Ryan's Dog and Dogs [Kickin' Vibram Five Fingers Classics]
Ryan's Dog and Dogs [Kickin' Vibram Five Fingers Classics]

Ryan from Arizona (You might remember him from this post) has sent in some updated shots showing off his Vibram Five Fingers Classics as well as his dog. Ryan writes about the photos and his favorite Vibrams, the Classics:

Hey!

As promised here are some takes while kickin' it in the Classics with the dog and family. These are my favorite out of all models. I hit the trails this morning on the mountain behind my house in the KSOs and then live the day in these. It seems they are gaining in popularity which usually equates to social acceptance. I never like being mainstream, but seriously, I get tired of the looks and having to give the five minute pitch Tim Ferris speaks about. I'm to the point that I "smile and wave boys." I dig 'em and enjoy wearing them everywhere. I like the simplicity of the Classics and the ease of use.

Life is good.

I've had the chance to correspond a good bit with Ryan over the past week. Among other things, I've further realized how Vibram Five Fingers wearers seem to share many common traits -- strongly individualistic, intelligent, driven, into living healthy lifestyles, etc. It is strange to observe a piece of footwear bringing similar types of people together, but yet it is happening with fivefingers.

I'd also like to note that I have the same color-combo of VFFs, but mine are (I think) first generation as they lack the "Vibram" stitching on the top of the left shoe (see here).

Jason Tree-Climbing in Colorodo in his Black KSO Vibram Five Fingers

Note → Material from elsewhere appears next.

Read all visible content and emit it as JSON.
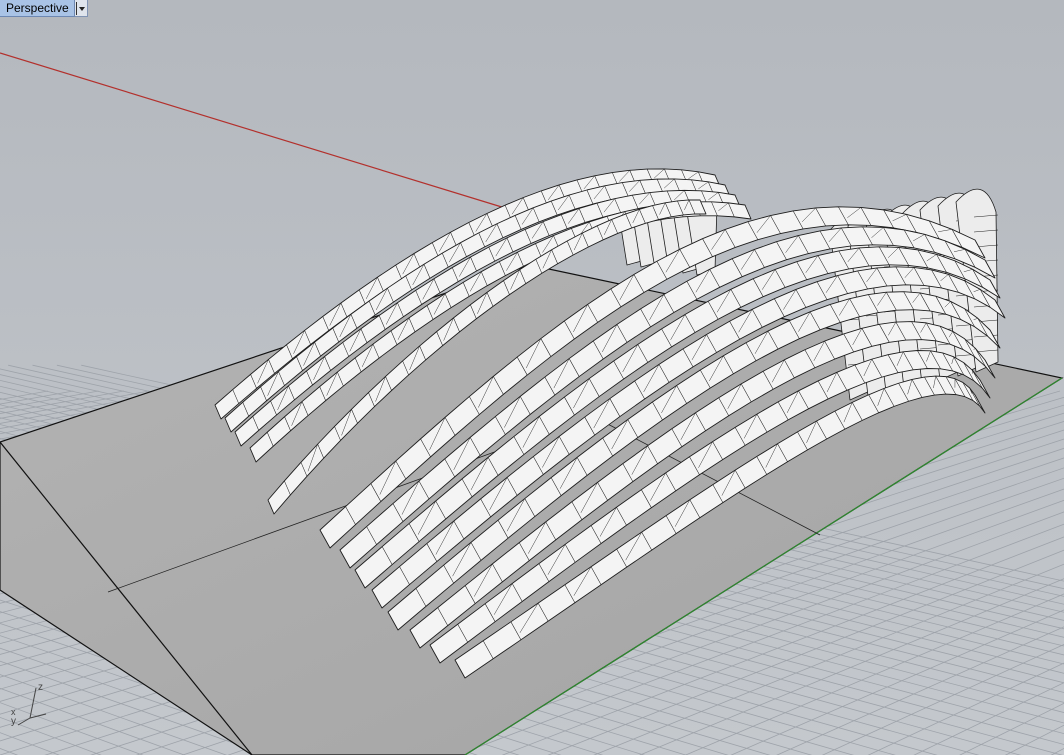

Jason hanging from a tree in his black KSO Vibram FiveFingers in Colorodo
Jason hanging from a tree in his black KSO Vibram FiveFingers in Colorodo.

This just in the mailbag from Vibram Five Fingers KSO fan Jason:

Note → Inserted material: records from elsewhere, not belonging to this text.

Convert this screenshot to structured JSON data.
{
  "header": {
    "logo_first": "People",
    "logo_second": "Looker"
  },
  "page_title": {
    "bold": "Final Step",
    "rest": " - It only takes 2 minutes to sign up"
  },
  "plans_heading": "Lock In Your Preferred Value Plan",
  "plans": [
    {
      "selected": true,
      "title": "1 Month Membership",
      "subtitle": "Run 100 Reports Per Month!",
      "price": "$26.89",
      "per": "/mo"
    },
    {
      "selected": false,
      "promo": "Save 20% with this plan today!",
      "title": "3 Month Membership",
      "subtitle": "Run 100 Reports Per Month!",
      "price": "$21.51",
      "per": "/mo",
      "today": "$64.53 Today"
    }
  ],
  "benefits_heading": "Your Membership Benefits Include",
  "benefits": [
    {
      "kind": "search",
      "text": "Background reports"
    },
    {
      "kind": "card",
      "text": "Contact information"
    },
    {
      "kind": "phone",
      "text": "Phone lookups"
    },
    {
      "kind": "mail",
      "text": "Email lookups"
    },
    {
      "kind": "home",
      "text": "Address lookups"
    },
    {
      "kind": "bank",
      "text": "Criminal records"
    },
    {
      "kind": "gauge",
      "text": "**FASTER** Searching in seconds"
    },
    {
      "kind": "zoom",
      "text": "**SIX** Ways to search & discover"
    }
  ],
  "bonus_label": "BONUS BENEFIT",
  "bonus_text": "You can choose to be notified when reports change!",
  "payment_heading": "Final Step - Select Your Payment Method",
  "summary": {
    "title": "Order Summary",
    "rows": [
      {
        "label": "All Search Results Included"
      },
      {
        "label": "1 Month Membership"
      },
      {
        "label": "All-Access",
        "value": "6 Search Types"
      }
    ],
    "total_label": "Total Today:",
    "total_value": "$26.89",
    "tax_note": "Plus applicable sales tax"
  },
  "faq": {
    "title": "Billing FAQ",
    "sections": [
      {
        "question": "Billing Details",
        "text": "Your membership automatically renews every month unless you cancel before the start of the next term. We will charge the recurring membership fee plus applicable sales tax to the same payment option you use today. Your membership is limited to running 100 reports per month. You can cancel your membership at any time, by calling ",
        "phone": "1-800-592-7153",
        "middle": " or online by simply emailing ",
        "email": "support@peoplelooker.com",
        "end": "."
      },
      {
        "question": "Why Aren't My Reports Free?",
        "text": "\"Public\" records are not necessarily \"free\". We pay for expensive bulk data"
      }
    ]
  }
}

Love your website, Vibrams and real feet are great, aren't they? This shot is on the top of Mount Cutler in Cheyenne Canyon, Colorado. Actually just up the ridge from the actual summit near a steep drop off.

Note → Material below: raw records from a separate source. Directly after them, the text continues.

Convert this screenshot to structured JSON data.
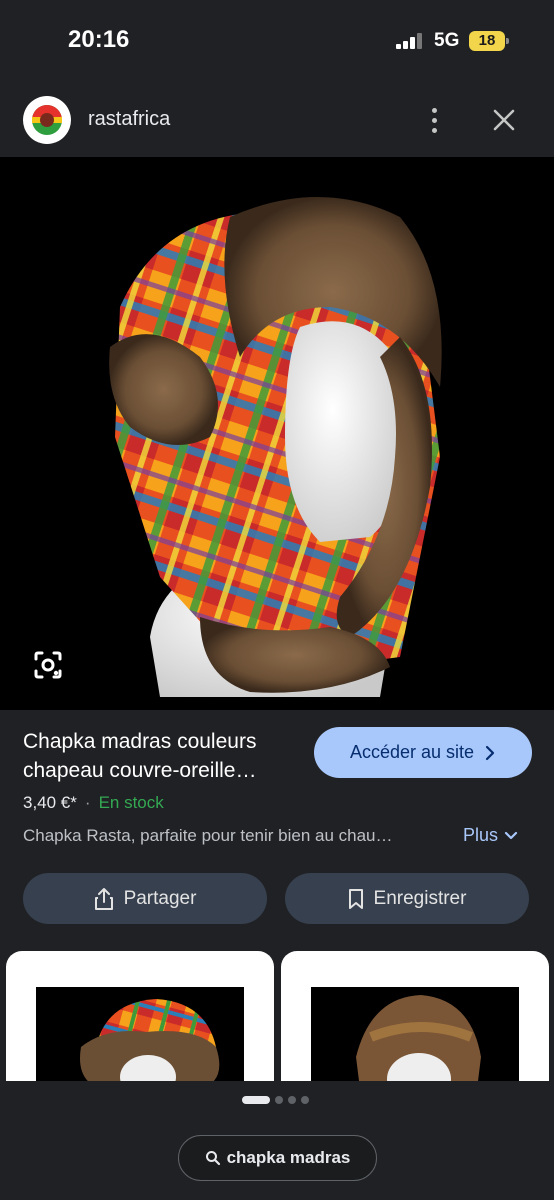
{
  "status_bar": {
    "time": "20:16",
    "network": "5G",
    "battery": "18"
  },
  "header": {
    "site_name": "rastafrica",
    "menu_icon": "more-vert-icon",
    "close_icon": "close-icon"
  },
  "product": {
    "title_line1": "Chapka madras couleurs",
    "title_line2": "chapeau couvre-oreille…",
    "visit_label": "Accéder au site",
    "price": "3,40 €*",
    "separator": "·",
    "stock": "En stock",
    "description": "Chapka Rasta, parfaite pour tenir bien au chau…",
    "more_label": "Plus"
  },
  "actions": {
    "share_label": "Partager",
    "save_label": "Enregistrer"
  },
  "search": {
    "query": "chapka madras"
  },
  "colors": {
    "background": "#202124",
    "accent_button": "#a8c7fa",
    "stock_green": "#34a853",
    "link_blue": "#a8c7fa"
  }
}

Love this shot as it just seems so human (in a fundamentally natural kind of way)! And yeah, real feet and Vibrams are great! Would you ever consider doing something like this while wearing conventional footwear? Full-fledged barefootedness for those with soles of steel or pseudo-barefootedness (as with fivefingers) is a confidence inpsiring thing, and it provokes outlandishly fun behavior like hanging from trees as Jason demonstrates here.

Thanks for stopping by, Jason!

Mark Sisson does Beach Sprints in Vibram Five Fingers (video)

Mark Sisson — athlete, primal blueprint architect, health expert, and awesomely fit at 50-something blogger at MarksDailyApple.com — has informed countless numbers of people about how to have a healthier, happier lifestyle. He's also informed more people about Vibram FiveFingers than virtually anyone via his informative video on beach sprints and "indigenous people squats:"

[video:youtube:kWiE0CNpoEk]

It goes without saying that Mark is on the short list of people I'd like to complete the birthday shoes interview. And if you're looking for other barefoot alternatives (other than VFFs, that is), be sure to check out Mark's most recent post on that subject.